In conclusion, our data suggest a role for mitotic cyclin degradation in chromosome binding of replication factors, MCMs. Degradation of mitotic cyclins is essential for the completion of mitosis. The completion of mitosis thus appears to be intimately linked to preparation for DNA replication by a common event, degradation of mitotic cyclins. As a result, the two major phases of the cell cycle, mitosis and DNA replication, may be viewed, not as discrete phases that must be ordered, but rather, as events that are coupled such that completion of one may occur concurrently with preparation for the other.
We thank Anita Sil, Peter Follette, and Smruti Vidwans for critical reading of the manuscript; Wallace Marshall for WGA; Drs. de Nooij and Hariharan for dacapo stocks; and Frank Sprenger for sharing stable cyclin stocks before publication.
This work was supported by a National Institutes of Health (NIH) postdoctoral fellowship (GM15032) to T.T. Su and NIH grant (2-RO1-GM37193) to P.H. O'Farrell.
Abbreviations used in this paper
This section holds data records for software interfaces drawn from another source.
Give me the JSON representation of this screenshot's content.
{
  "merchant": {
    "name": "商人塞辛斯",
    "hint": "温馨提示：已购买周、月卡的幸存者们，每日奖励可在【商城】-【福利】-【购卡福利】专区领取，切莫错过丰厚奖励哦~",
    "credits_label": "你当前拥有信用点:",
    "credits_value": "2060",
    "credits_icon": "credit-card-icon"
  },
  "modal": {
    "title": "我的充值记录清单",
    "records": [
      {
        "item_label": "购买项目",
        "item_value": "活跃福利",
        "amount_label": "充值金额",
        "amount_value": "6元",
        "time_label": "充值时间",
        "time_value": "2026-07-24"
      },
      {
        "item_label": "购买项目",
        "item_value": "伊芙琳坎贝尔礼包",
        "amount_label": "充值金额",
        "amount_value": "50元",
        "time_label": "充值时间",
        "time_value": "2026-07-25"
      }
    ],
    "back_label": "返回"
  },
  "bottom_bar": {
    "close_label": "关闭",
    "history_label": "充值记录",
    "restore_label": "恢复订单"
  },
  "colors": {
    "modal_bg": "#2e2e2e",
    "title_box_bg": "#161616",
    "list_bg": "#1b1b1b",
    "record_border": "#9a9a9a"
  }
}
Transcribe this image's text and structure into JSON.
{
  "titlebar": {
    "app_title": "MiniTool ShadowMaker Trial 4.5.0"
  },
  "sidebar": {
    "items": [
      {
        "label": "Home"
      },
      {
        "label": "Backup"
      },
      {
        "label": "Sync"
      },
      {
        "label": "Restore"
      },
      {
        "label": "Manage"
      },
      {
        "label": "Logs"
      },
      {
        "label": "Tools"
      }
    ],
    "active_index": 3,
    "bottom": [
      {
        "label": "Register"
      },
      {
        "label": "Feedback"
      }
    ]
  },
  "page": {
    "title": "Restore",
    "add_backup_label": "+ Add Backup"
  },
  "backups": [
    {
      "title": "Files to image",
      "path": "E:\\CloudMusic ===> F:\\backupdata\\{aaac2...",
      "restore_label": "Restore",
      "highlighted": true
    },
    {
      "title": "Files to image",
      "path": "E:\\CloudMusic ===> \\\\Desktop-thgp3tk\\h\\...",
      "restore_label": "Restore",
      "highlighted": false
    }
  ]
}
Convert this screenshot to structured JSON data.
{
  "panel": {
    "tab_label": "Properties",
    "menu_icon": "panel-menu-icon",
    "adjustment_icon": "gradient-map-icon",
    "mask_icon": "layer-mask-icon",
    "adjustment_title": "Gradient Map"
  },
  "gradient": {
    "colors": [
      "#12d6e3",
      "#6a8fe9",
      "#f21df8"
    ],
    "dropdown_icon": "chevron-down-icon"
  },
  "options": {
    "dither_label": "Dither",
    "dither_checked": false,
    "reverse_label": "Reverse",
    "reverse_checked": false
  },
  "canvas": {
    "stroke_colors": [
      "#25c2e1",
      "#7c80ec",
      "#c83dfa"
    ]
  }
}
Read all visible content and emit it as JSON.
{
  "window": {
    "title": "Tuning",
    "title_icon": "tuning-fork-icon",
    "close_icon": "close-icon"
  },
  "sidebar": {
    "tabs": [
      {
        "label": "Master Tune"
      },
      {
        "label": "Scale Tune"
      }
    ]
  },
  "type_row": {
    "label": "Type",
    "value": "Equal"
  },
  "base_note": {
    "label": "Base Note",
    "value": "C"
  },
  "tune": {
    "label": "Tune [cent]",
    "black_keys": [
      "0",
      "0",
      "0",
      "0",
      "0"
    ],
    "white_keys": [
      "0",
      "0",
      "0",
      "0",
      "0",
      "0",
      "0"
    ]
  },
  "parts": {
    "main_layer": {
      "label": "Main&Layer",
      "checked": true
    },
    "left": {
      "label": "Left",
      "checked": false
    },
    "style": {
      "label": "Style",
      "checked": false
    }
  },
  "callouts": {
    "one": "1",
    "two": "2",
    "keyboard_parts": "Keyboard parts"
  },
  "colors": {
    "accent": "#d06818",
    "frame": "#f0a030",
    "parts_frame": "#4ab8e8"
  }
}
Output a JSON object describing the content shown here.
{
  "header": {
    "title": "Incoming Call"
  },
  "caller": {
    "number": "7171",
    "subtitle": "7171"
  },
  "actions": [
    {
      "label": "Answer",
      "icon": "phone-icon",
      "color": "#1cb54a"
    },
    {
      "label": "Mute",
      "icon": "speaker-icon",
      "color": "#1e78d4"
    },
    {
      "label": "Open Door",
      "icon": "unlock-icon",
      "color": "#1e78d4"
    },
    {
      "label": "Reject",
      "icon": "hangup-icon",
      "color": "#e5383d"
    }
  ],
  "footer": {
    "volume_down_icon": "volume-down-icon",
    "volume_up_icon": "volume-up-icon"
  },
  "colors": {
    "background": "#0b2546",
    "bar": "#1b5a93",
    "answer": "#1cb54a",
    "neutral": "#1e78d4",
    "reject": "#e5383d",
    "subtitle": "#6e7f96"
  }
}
Address all correspondence to Patrick H. O'Farrell, Department of Biochemistry and Biophysics, University of California, San Francisco, CA 94143-0448. Tel.: (415) 476-4707; Fax: (415) 502-5143/5145; E-mail: email@example.com